Work instructions: Report back each line of the data that contains the word "MUJI".

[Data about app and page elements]
********************
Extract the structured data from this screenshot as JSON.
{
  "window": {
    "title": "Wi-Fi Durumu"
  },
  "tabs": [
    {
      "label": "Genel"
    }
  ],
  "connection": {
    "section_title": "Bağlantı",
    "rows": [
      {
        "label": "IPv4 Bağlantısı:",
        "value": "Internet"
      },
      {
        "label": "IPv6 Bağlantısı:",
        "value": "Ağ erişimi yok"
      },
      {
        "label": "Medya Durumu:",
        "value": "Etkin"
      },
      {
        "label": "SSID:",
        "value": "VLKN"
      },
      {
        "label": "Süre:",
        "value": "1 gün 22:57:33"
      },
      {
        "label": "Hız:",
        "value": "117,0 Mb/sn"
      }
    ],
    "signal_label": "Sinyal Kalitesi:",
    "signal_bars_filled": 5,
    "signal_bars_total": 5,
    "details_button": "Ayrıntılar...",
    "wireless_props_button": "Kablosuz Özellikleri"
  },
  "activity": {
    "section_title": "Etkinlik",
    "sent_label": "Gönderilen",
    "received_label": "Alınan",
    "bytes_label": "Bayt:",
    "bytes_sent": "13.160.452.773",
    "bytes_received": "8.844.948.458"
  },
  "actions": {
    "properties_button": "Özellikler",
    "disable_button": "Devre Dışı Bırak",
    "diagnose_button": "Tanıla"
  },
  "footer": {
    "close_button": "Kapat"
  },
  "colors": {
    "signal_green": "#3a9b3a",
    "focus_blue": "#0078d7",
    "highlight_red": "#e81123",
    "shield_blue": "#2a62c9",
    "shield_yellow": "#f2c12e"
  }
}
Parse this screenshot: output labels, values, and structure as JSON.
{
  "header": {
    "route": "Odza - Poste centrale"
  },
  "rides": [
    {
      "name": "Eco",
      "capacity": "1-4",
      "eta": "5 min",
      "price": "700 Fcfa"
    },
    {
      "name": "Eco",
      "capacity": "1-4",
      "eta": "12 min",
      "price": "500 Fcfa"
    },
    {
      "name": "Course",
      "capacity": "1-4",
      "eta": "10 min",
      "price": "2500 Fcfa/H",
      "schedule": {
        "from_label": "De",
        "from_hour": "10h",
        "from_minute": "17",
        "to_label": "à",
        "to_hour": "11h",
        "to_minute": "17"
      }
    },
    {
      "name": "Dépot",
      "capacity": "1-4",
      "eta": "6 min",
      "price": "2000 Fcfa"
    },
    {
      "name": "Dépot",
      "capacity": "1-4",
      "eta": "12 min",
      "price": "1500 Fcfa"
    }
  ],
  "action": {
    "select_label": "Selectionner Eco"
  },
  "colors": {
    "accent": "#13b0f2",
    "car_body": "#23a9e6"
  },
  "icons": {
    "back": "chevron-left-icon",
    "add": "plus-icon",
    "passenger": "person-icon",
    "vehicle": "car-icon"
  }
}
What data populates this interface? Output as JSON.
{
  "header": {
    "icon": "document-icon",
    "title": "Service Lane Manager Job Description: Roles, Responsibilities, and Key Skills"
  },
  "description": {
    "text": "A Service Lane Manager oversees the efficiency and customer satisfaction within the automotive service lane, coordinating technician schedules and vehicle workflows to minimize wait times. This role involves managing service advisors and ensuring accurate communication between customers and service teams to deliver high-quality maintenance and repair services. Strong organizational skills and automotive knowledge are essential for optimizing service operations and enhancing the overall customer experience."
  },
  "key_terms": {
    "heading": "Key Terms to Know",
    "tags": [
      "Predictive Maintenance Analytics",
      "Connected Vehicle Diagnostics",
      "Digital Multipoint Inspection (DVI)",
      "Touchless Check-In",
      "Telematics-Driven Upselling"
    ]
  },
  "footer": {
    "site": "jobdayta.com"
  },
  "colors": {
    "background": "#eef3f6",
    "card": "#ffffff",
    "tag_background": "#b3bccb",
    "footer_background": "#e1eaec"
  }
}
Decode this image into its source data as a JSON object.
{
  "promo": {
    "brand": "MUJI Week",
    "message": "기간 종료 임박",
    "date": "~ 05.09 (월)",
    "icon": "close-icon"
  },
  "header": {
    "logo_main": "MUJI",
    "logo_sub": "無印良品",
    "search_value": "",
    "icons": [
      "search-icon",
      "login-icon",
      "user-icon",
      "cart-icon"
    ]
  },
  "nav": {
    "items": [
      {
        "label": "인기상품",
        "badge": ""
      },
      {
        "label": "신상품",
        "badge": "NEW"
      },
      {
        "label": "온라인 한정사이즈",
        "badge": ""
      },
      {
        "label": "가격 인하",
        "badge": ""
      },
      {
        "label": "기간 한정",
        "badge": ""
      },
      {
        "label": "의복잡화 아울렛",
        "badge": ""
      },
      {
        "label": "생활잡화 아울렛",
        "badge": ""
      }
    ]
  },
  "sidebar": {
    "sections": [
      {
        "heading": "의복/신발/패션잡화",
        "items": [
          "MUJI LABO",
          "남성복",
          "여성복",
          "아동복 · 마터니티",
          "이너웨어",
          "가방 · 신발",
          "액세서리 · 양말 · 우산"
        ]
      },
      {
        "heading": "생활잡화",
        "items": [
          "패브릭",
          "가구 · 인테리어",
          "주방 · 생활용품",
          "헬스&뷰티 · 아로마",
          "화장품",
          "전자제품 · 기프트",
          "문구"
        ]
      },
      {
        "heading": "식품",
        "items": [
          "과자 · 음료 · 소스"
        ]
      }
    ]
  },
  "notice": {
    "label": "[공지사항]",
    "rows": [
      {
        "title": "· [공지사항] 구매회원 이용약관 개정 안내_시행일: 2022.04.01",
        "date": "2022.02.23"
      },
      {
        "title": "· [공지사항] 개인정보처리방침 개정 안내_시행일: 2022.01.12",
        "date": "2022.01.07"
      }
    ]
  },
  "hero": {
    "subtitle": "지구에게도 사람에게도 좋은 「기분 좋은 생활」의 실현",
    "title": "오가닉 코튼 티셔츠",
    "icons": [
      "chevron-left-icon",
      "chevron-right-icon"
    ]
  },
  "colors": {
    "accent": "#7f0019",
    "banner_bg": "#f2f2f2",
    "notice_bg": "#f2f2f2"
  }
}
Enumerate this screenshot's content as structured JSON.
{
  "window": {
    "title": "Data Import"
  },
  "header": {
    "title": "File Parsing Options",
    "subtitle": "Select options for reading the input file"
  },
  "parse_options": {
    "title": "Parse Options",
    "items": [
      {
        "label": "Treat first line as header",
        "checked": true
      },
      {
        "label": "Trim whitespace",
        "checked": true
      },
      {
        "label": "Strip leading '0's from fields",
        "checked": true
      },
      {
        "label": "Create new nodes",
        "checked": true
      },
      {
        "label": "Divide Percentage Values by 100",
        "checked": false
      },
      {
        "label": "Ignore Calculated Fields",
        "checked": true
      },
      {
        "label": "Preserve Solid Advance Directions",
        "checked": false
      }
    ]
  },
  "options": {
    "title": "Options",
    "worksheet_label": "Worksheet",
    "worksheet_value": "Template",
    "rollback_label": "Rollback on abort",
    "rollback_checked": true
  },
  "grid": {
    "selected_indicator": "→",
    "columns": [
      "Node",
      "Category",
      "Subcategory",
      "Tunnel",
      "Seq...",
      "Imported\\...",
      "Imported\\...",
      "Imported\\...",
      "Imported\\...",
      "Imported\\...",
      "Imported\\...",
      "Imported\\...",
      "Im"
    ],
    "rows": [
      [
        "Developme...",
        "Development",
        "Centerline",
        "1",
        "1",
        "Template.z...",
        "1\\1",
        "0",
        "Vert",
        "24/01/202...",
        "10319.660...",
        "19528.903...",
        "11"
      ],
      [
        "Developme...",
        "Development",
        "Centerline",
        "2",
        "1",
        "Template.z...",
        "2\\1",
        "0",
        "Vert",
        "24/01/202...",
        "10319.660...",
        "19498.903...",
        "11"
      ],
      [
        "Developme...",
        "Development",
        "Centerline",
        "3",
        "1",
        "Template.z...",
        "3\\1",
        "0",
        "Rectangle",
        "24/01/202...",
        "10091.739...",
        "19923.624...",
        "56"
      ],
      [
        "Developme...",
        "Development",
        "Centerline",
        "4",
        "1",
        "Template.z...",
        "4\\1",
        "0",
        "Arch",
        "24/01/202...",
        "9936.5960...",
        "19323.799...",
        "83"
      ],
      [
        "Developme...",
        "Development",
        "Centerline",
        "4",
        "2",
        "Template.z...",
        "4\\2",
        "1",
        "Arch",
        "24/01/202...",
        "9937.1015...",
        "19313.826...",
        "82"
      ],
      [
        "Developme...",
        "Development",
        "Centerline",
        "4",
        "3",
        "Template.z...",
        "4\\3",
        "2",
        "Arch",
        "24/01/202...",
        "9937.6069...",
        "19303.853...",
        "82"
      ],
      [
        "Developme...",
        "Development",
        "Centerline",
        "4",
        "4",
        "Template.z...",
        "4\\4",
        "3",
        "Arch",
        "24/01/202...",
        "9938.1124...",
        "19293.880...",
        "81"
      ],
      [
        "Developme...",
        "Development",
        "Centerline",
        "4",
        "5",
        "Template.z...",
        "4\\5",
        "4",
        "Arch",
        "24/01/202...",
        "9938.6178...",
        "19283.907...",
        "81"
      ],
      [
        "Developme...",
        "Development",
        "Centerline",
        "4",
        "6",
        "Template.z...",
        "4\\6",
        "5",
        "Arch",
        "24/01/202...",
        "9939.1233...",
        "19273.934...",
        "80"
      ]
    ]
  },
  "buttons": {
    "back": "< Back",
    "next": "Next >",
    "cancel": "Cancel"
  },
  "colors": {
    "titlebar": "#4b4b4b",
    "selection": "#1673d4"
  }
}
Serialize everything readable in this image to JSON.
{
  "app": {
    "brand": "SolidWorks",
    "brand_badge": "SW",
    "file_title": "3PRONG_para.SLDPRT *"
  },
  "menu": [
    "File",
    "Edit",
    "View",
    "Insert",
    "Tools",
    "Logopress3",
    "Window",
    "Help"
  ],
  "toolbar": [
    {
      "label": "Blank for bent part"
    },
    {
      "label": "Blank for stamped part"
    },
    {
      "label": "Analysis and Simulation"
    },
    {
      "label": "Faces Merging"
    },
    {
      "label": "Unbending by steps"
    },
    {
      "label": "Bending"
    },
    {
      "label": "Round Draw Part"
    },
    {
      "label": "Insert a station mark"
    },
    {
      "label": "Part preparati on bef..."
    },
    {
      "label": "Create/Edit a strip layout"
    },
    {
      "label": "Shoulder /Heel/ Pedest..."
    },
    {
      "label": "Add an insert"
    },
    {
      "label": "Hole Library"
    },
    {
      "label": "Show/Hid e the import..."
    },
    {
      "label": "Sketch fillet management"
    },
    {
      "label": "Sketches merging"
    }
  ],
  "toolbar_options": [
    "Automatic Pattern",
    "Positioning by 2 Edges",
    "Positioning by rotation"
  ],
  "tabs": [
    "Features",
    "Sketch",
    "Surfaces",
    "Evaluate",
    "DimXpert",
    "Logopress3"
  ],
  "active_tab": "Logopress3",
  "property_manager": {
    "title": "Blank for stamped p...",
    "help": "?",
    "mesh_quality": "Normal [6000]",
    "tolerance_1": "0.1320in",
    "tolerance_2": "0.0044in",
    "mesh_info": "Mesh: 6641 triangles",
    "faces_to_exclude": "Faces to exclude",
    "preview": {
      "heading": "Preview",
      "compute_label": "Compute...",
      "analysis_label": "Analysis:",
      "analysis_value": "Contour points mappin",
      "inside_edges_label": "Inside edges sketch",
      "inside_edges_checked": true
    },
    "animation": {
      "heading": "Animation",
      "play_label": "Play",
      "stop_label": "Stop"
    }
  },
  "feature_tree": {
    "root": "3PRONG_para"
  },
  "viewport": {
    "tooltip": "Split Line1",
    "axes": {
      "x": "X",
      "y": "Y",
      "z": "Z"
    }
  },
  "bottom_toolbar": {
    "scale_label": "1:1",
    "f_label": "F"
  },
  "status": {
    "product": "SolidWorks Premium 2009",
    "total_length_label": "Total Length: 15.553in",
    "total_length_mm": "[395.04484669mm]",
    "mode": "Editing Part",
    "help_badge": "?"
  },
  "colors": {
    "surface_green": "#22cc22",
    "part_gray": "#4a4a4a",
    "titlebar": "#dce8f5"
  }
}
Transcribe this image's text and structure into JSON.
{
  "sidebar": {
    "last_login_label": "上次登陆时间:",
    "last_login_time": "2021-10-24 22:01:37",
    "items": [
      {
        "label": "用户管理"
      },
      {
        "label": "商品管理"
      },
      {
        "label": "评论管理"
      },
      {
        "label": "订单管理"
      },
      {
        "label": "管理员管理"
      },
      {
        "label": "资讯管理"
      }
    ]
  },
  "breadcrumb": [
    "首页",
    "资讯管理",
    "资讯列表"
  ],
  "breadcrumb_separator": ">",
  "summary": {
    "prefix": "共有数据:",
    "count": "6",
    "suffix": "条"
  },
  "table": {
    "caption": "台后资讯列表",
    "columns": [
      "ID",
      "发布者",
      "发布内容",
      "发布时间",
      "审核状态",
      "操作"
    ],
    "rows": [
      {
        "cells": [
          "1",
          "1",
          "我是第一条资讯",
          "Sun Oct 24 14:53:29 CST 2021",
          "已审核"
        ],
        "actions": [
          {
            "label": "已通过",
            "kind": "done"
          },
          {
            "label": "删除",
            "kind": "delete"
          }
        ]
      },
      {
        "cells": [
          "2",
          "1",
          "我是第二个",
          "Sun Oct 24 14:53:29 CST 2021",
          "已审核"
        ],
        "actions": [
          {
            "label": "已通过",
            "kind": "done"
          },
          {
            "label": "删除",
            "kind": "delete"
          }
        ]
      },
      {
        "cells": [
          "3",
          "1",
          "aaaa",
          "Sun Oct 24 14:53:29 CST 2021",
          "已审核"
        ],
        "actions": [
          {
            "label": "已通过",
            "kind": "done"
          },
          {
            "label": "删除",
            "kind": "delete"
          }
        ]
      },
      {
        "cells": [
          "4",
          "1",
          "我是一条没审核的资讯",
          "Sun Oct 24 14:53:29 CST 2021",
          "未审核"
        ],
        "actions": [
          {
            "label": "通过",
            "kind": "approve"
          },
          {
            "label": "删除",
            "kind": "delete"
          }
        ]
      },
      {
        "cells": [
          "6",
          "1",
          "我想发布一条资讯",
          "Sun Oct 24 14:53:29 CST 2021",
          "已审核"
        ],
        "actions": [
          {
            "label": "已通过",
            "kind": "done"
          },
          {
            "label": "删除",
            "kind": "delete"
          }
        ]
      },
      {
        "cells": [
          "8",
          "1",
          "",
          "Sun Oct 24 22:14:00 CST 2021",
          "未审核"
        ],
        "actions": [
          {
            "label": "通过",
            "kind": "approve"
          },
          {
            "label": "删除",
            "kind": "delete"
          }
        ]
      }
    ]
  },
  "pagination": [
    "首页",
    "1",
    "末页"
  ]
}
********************
Task answer:
    "brand": "MUJI Week",
    "logo_main": "MUJI",
          "MUJI LABO",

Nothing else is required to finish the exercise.